    So the underlings are all on manoeveurs, protecting their interests. The Tory party isn’t going to tear itself apart; it is just preparing to ditch the smooth faced twat and adjust to a new paradigm. It’s what they do. And as soon as it is done they’ll close ranks and carry on just like before, just like they always do.

    It’s what we used to call normal politics before the country got all hysterical with 24 hour rolling news.

    • Yes, I tend to agree with your analysis. The Conservative party is a front for the wealthy. Has been since the nineteenth century when the big money decamped from the Whigs.

      ”It is a coalition of priveledged interests which wins elections by giving just enough to just enough people”.

  7. The problem with conservatism is that it is all about ‘no change’. That’s what Conservatives stand for, defence of the status quo. Unfortunately, a great deal of change is presently needed and, true to form, the Conservatives are not doing anything. That’s the true difference between Labour and the Tories, the former stand for change, some of it quite radical but stealthily, sometimes deceitfully, achieved while the latter want the status quo to persist and only the slightest glimmer of change.

    It’s time for the Tories to do the unthinkable and reinvent themselves as a party that embraces necessary change. A new name would be a good start. Some more honesty would not go amiss, either.

    Cameron does not have the wit to sort out this fundamental problem and should go as soon as possible.

    • I would have thought they were making lots of changes – privatising the NHS (as they promised they wouldn’t pre-election), steadily privatising the school system (Newscorp waiting in the wings), opening up all public services to their outsourcing friends at Serco / Capita etc., even letting the corporate sector into running the police! Yes! It’s all about ‘life, liberty and the pursuit of happiness’! For a few that is.

      Hmmm, what isn’t changing? Despising working people having any rights at work? Doing nothing to reform the City (where they get 50% of their funding from)? Persisting with disastorous rail privatisation? Doing nothing to close the tax havens (where the elite not only keeps its wealth, but through which drug money proceeds are laundered, terrorist financing passes and which are generally places where democracy and the rule of law are ceasing to function – see the Jersey paedophiles story).
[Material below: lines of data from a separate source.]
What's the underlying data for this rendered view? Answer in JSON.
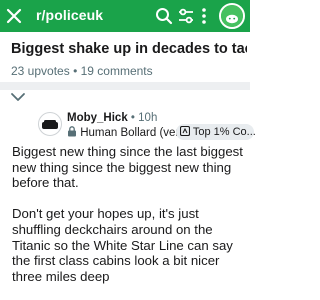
{
  "topbar": {
    "title": "r/policeuk",
    "icons": [
      "close-icon",
      "search-icon",
      "filter-icon",
      "more-icon",
      "avatar"
    ],
    "color": "#1aa34a"
  },
  "post": {
    "title": "Biggest shake up in decades to tackle loca...",
    "upvotes": "23 upvotes",
    "comments": "19 comments"
  },
  "comment": {
    "username": "Moby_Hick",
    "age": "10h",
    "flair": "Human Bollard (verified)",
    "badge": "Top 1% Co...",
    "paragraph1": "Biggest new thing since the last biggest new thing since the biggest new thing before that.",
    "paragraph2": "Don't get your hopes up, it's just shuffling deckchairs around on the Titanic so the White Star Line can say the first class cabins look a bit nicer three miles deep"
  }
}
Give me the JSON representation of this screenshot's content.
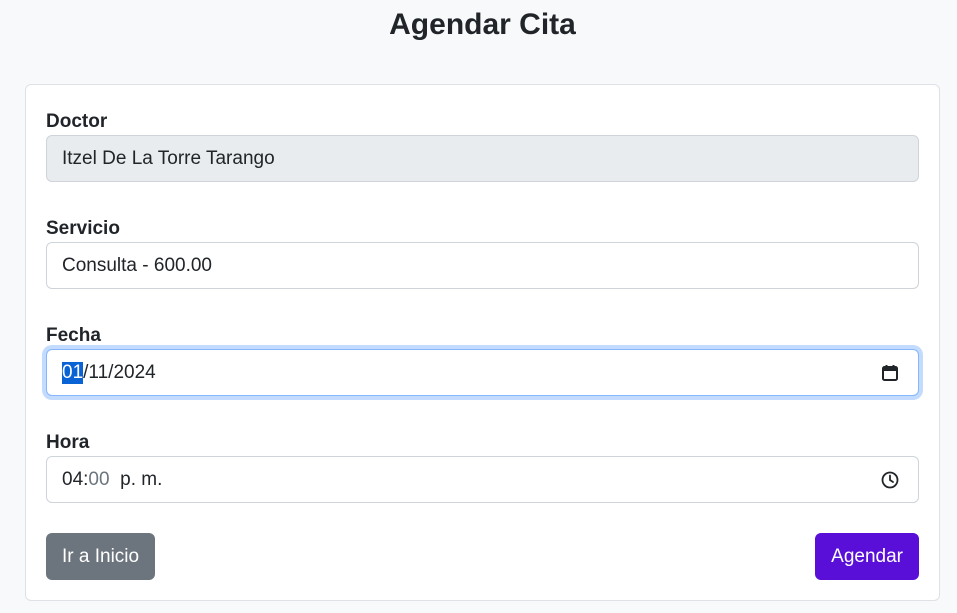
{
  "page": {
    "title": "Agendar Cita"
  },
  "form": {
    "doctor": {
      "label": "Doctor",
      "value": "Itzel De La Torre Tarango"
    },
    "servicio": {
      "label": "Servicio",
      "value": "Consulta - 600.00"
    },
    "fecha": {
      "label": "Fecha",
      "day": "01",
      "sep1": "/",
      "month": "11",
      "sep2": "/",
      "year": "2024",
      "icon": "calendar-icon"
    },
    "hora": {
      "label": "Hora",
      "hour": "04",
      "sep": ":",
      "minute": "00",
      "ampm": "p. m.",
      "icon": "clock-icon"
    }
  },
  "buttons": {
    "home_label": "Ir a Inicio",
    "submit_label": "Agendar"
  },
  "colors": {
    "primary": "#5a0fd9",
    "secondary": "#6c757d",
    "focus_ring": "#86b7fe",
    "selection": "#0a63d4"
  }
}
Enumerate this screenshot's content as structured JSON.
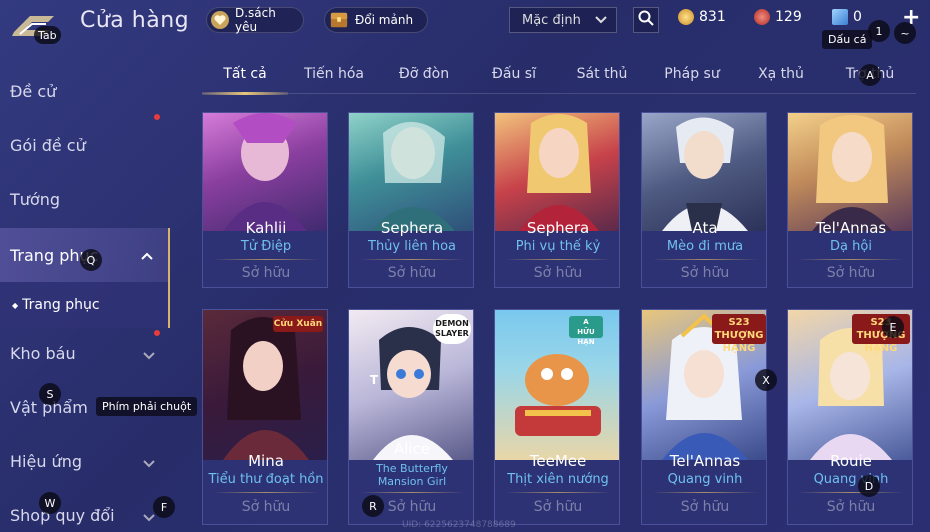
{
  "header": {
    "title": "Cửa hàng",
    "logo_hotkey": "Tab",
    "wishlist_label": "D.sách yêu",
    "exchange_label": "Đổi mảnh",
    "sort_value": "Mặc định",
    "currency": [
      {
        "icon": "gold-coin-icon",
        "value": "831",
        "color": "#e8b548"
      },
      {
        "icon": "red-gem-icon",
        "value": "129",
        "color": "#d44a4a"
      },
      {
        "icon": "blue-voucher-icon",
        "value": "0",
        "color": "#5aa7e8"
      }
    ]
  },
  "hotkeys": {
    "top_1": "1",
    "top_tilde": "~",
    "dau_ca": "Dấu cá",
    "tab_a": "A",
    "q": "Q",
    "s": "S",
    "w": "W",
    "f": "F",
    "t": "T",
    "r": "R",
    "x": "X",
    "e": "E",
    "d": "D",
    "right_click_tip": "Phím phải chuột"
  },
  "sidebar": {
    "items": [
      {
        "label": "Đề cử"
      },
      {
        "label": "Gói đề cử"
      },
      {
        "label": "Tướng"
      },
      {
        "label": "Trang phục"
      },
      {
        "label": "Kho báu"
      },
      {
        "label": "Vật phẩm"
      },
      {
        "label": "Hiệu ứng"
      },
      {
        "label": "Shop quy đổi"
      }
    ],
    "sub_item": "Trang phục"
  },
  "tabs": [
    "Tất cả",
    "Tiến hóa",
    "Đỡ đòn",
    "Đấu sĩ",
    "Sát thủ",
    "Pháp sư",
    "Xạ thủ",
    "Trợ thủ"
  ],
  "cards": [
    {
      "name": "Kahlii",
      "skin": "Tử Điệp",
      "status": "Sở hữu"
    },
    {
      "name": "Sephera",
      "skin": "Thủy liên hoa",
      "status": "Sở hữu"
    },
    {
      "name": "Sephera",
      "skin": "Phi vụ thế kỷ",
      "status": "Sở hữu"
    },
    {
      "name": "Ata",
      "skin": "Mèo đi mưa",
      "status": "Sở hữu"
    },
    {
      "name": "Tel'Annas",
      "skin": "Dạ hội",
      "status": "Sở hữu"
    },
    {
      "name": "Mina",
      "skin": "Tiểu thư đoạt hồn",
      "status": "Sở hữu",
      "badge": "Cửu Xuân"
    },
    {
      "name": "Alice",
      "skin": "The Butterfly Mansion Girl",
      "status": "Sở hữu",
      "badge": "DEMON SLAYER"
    },
    {
      "name": "TeeMee",
      "skin": "Thịt xiên nướng",
      "status": "Sở hữu",
      "badge": "A\nHỮU HẠN"
    },
    {
      "name": "Tel'Annas",
      "skin": "Quang vinh",
      "status": "Sở hữu",
      "badge": "S23\nTHƯỢNG HẠNG"
    },
    {
      "name": "Rouie",
      "skin": "Quang vinh",
      "status": "Sở hữu",
      "badge": "S23\nTHƯỢNG HẠNG"
    }
  ],
  "footer": {
    "uid": "UID: 6225623748788689"
  }
}
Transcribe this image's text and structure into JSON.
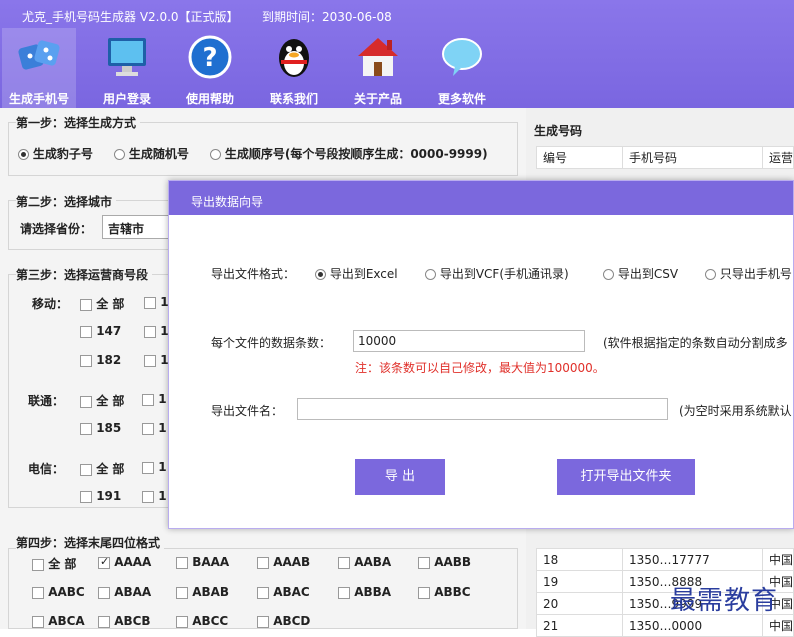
{
  "window": {
    "title": "尤克_手机号码生成器 V2.0.0【正式版】",
    "expire": "到期时间：2030-06-08"
  },
  "toolbar": {
    "items": [
      {
        "label": "生成手机号",
        "icon": "dice-icon"
      },
      {
        "label": "用户登录",
        "icon": "monitor-icon"
      },
      {
        "label": "使用帮助",
        "icon": "help-icon"
      },
      {
        "label": "联系我们",
        "icon": "penguin-icon"
      },
      {
        "label": "关于产品",
        "icon": "house-icon"
      },
      {
        "label": "更多软件",
        "icon": "chat-bubble-icon"
      }
    ]
  },
  "step1": {
    "title": "第一步：选择生成方式",
    "options": [
      "生成豹子号",
      "生成随机号",
      "生成顺序号(每个号段按顺序生成：0000-9999)"
    ]
  },
  "step2": {
    "title": "第二步：选择城市",
    "label": "请选择省份：",
    "value": "吉辖市"
  },
  "step3": {
    "title": "第三步：选择运营商号段",
    "mobile": {
      "label": "移动：",
      "all": "全 部",
      "row1_extra": "1",
      "r2": "147",
      "r2_extra": "1",
      "r3": "182",
      "r3_extra": "1"
    },
    "unicom": {
      "label": "联通：",
      "all": "全 部",
      "row1_extra": "1",
      "r2": "185",
      "r2_extra": "1"
    },
    "telecom": {
      "label": "电信：",
      "all": "全 部",
      "row1_extra": "1",
      "r2": "191",
      "r2_extra": "1"
    }
  },
  "step4": {
    "title": "第四步：选择末尾四位格式",
    "row1": [
      "全 部",
      "AAAA",
      "BAAA",
      "AAAB",
      "AABA",
      "AABB"
    ],
    "row2": [
      "AABC",
      "ABAA",
      "ABAB",
      "ABAC",
      "ABBA",
      "ABBC"
    ],
    "row3": [
      "ABCA",
      "ABCB",
      "ABCC",
      "ABCD"
    ]
  },
  "results": {
    "title": "生成号码",
    "headers": [
      "编号",
      "手机号码",
      "运营"
    ],
    "rows": [
      {
        "id": "18",
        "number": "1350…17777",
        "op": "中国"
      },
      {
        "id": "19",
        "number": "1350…8888",
        "op": "中国"
      },
      {
        "id": "20",
        "number": "1350…9999",
        "op": "中国"
      },
      {
        "id": "21",
        "number": "1350…0000",
        "op": "中国"
      }
    ]
  },
  "dialog": {
    "title": "导出数据向导",
    "format_label": "导出文件格式：",
    "formats": [
      "导出到Excel",
      "导出到VCF(手机通讯录)",
      "导出到CSV",
      "只导出手机号"
    ],
    "count_label": "每个文件的数据条数：",
    "count_value": "10000",
    "count_hint": "(软件根据指定的条数自动分割成多",
    "count_note": "注：该条数可以自己修改，最大值为100000。",
    "filename_label": "导出文件名：",
    "filename_value": "",
    "filename_hint": "(为空时采用系统默认",
    "export_button": "导  出",
    "open_folder_button": "打开导出文件夹"
  },
  "watermark": "最需教育",
  "colors": {
    "accent": "#7b68dd",
    "note": "#e0302a"
  }
}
      My grandmother never had a bean yet she voted Tory all her life. I asked my mother why. She considered the question for a while and then answered, ‘because she thought she was better than other people’.

      Ain’t that funny?

  8. Pingback: PLEBGATORELLA: “Oh yes he is! Oh no he isn’t!” | A diary of deception and distortion

Leave a Reply

Fill in your details below or click an icon to log in:

WordPress.com Logo

You are commenting using your WordPress.com account. Log Out / Change )

Twitter picture

You are commenting using your Twitter account. Log Out / Change )

Facebook photo

You are commenting using your Facebook account. Log Out / Change )

Google+ photo

You are commenting using your Google+ account. Log Out / Change )

Connecting to %s